EXERCISE DATA ▸

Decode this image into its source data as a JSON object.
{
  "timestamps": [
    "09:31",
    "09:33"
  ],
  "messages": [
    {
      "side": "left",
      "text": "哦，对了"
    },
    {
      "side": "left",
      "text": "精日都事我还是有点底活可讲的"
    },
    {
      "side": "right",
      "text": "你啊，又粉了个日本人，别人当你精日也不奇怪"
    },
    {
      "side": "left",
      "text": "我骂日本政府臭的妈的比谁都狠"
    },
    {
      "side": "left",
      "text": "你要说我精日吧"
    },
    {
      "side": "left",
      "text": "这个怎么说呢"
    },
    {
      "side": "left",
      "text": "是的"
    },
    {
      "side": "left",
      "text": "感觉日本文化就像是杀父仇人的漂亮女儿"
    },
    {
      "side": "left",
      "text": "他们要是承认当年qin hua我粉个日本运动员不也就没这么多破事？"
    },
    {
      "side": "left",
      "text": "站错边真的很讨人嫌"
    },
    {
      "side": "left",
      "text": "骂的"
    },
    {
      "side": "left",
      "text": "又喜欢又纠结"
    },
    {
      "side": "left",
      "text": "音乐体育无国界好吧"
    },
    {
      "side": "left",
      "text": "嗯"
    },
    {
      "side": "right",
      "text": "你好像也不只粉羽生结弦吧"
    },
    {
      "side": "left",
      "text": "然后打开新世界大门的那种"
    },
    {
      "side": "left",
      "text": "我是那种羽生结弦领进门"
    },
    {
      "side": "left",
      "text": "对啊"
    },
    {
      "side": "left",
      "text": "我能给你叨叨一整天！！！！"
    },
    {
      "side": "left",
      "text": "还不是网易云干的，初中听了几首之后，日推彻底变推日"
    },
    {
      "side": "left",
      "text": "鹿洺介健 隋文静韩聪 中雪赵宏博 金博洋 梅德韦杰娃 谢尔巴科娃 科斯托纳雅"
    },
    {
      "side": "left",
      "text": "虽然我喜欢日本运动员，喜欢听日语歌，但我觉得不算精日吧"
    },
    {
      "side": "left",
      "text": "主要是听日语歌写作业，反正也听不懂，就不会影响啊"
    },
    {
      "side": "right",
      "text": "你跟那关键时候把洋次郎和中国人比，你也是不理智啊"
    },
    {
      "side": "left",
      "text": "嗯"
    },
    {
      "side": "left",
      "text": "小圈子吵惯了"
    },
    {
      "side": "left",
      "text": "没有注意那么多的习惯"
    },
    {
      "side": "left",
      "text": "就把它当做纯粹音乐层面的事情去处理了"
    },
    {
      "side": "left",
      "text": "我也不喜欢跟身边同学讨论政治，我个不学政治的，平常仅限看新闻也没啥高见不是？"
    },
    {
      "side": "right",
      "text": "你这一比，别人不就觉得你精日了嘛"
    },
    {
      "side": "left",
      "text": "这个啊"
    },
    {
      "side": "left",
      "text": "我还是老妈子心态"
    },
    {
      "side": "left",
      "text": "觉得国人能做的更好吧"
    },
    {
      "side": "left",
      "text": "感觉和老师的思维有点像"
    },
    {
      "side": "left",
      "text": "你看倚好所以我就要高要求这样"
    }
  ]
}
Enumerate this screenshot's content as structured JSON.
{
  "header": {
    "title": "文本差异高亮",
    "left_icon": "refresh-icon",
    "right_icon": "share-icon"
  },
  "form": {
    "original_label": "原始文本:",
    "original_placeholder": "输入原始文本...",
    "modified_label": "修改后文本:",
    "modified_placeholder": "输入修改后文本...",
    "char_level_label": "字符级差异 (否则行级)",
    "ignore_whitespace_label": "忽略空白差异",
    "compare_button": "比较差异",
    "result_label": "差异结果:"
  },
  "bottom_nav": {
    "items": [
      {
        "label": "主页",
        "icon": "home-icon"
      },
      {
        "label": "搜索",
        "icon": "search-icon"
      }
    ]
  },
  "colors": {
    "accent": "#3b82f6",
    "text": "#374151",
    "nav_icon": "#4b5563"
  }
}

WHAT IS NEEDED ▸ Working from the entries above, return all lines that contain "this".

RESPONSE AREA ▸
Decode this image into its source data as a JSON object.
Enumerate this screenshot's content as structured JSON.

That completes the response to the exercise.